Task objective: When you copy the entries, keep every word exactly as it is and drop the images.

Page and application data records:
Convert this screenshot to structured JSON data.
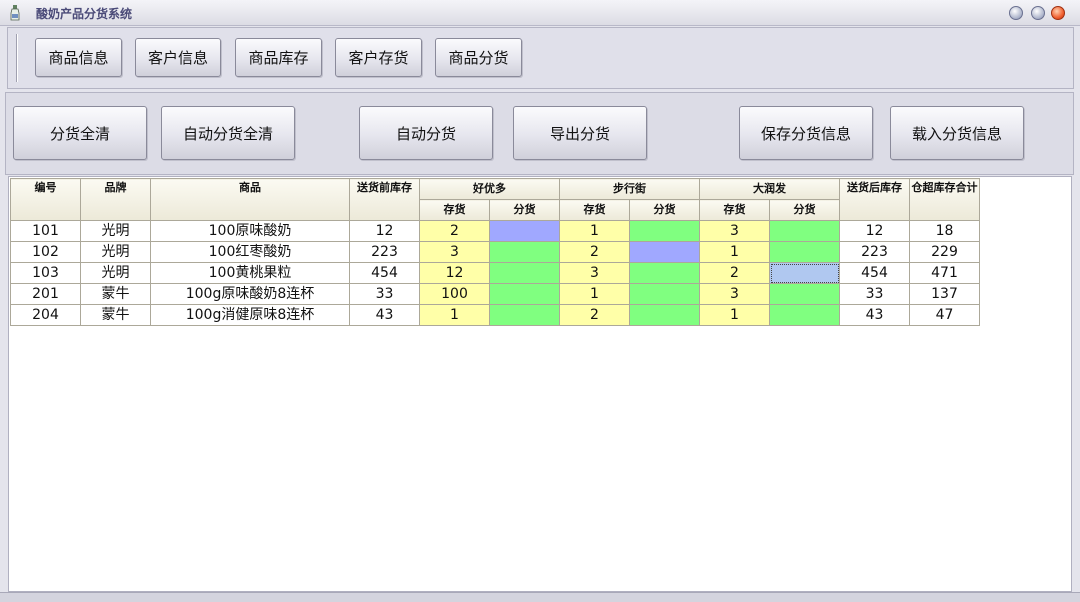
{
  "window": {
    "title": "酸奶产品分货系统",
    "icon": "bottle-icon"
  },
  "nav": {
    "buttons": [
      "商品信息",
      "客户信息",
      "商品库存",
      "客户存货",
      "商品分货"
    ]
  },
  "actions": {
    "clear_all": "分货全清",
    "auto_clear_all": "自动分货全清",
    "auto_allocate": "自动分货",
    "export": "导出分货",
    "save": "保存分货信息",
    "load": "载入分货信息"
  },
  "table": {
    "headers": {
      "id": "编号",
      "brand": "品牌",
      "product": "商品",
      "stock_before": "送货前库存",
      "stores": [
        "好优多",
        "步行街",
        "大润发"
      ],
      "stock": "存货",
      "allocate": "分货",
      "stock_after": "送货后库存",
      "overflow_total": "仓超库存合计"
    },
    "rows": [
      {
        "id": "101",
        "brand": "光明",
        "product": "100原味酸奶",
        "before": "12",
        "s1": "2",
        "a1": "",
        "s2": "1",
        "a2": "",
        "s3": "3",
        "a3": "",
        "after": "12",
        "total": "18"
      },
      {
        "id": "102",
        "brand": "光明",
        "product": "100红枣酸奶",
        "before": "223",
        "s1": "3",
        "a1": "",
        "s2": "2",
        "a2": "",
        "s3": "1",
        "a3": "",
        "after": "223",
        "total": "229"
      },
      {
        "id": "103",
        "brand": "光明",
        "product": "100黄桃果粒",
        "before": "454",
        "s1": "12",
        "a1": "",
        "s2": "3",
        "a2": "",
        "s3": "2",
        "a3": "",
        "after": "454",
        "total": "471"
      },
      {
        "id": "201",
        "brand": "蒙牛",
        "product": "100g原味酸奶8连杯",
        "before": "33",
        "s1": "100",
        "a1": "",
        "s2": "1",
        "a2": "",
        "s3": "3",
        "a3": "",
        "after": "33",
        "total": "137"
      },
      {
        "id": "204",
        "brand": "蒙牛",
        "product": "100g消健原味8连杯",
        "before": "43",
        "s1": "1",
        "a1": "",
        "s2": "2",
        "a2": "",
        "s3": "1",
        "a3": "",
        "after": "43",
        "total": "47"
      }
    ]
  },
  "colors": {
    "stock_cell": "#ffffa8",
    "allocate_cell": "#80ff80",
    "allocate_highlight": "#a0a8ff",
    "selected_cell": "#b0c8f0"
  }
}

Response to this exercise:
Convert this screenshot to structured JSON data.
{
  "window": {
    "title": "酸奶产品分货系统",
    "icon": "bottle-icon"
  },
  "nav": {
    "buttons": [
      "商品信息",
      "客户信息",
      "商品库存",
      "客户存货",
      "商品分货"
    ]
  },
  "actions": {
    "clear_all": "分货全清",
    "auto_clear_all": "自动分货全清",
    "auto_allocate": "自动分货",
    "export": "导出分货",
    "save": "保存分货信息",
    "load": "载入分货信息"
  },
  "table": {
    "headers": {
      "id": "编号",
      "brand": "品牌",
      "product": "商品",
      "stock_before": "送货前库存",
      "stores": [
        "好优多",
        "步行街",
        "大润发"
      ],
      "stock": "存货",
      "allocate": "分货",
      "stock_after": "送货后库存",
      "overflow_total": "仓超库存合计"
    },
    "rows": [
      {
        "id": "101",
        "brand": "光明",
        "product": "100原味酸奶",
        "before": "12",
        "s1": "2",
        "a1": "",
        "s2": "1",
        "a2": "",
        "s3": "3",
        "a3": "",
        "after": "12",
        "total": "18"
      },
      {
        "id": "102",
        "brand": "光明",
        "product": "100红枣酸奶",
        "before": "223",
        "s1": "3",
        "a1": "",
        "s2": "2",
        "a2": "",
        "s3": "1",
        "a3": "",
        "after": "223",
        "total": "229"
      },
      {
        "id": "103",
        "brand": "光明",
        "product": "100黄桃果粒",
        "before": "454",
        "s1": "12",
        "a1": "",
        "s2": "3",
        "a2": "",
        "s3": "2",
        "a3": "",
        "after": "454",
        "total": "471"
      },
      {
        "id": "201",
        "brand": "蒙牛",
        "product": "100g原味酸奶8连杯",
        "before": "33",
        "s1": "100",
        "a1": "",
        "s2": "1",
        "a2": "",
        "s3": "3",
        "a3": "",
        "after": "33",
        "total": "137"
      },
      {
        "id": "204",
        "brand": "蒙牛",
        "product": "100g消健原味8连杯",
        "before": "43",
        "s1": "1",
        "a1": "",
        "s2": "2",
        "a2": "",
        "s3": "1",
        "a3": "",
        "after": "43",
        "total": "47"
      }
    ]
  },
  "colors": {
    "stock_cell": "#ffffa8",
    "allocate_cell": "#80ff80",
    "allocate_highlight": "#a0a8ff",
    "selected_cell": "#b0c8f0"
  }
}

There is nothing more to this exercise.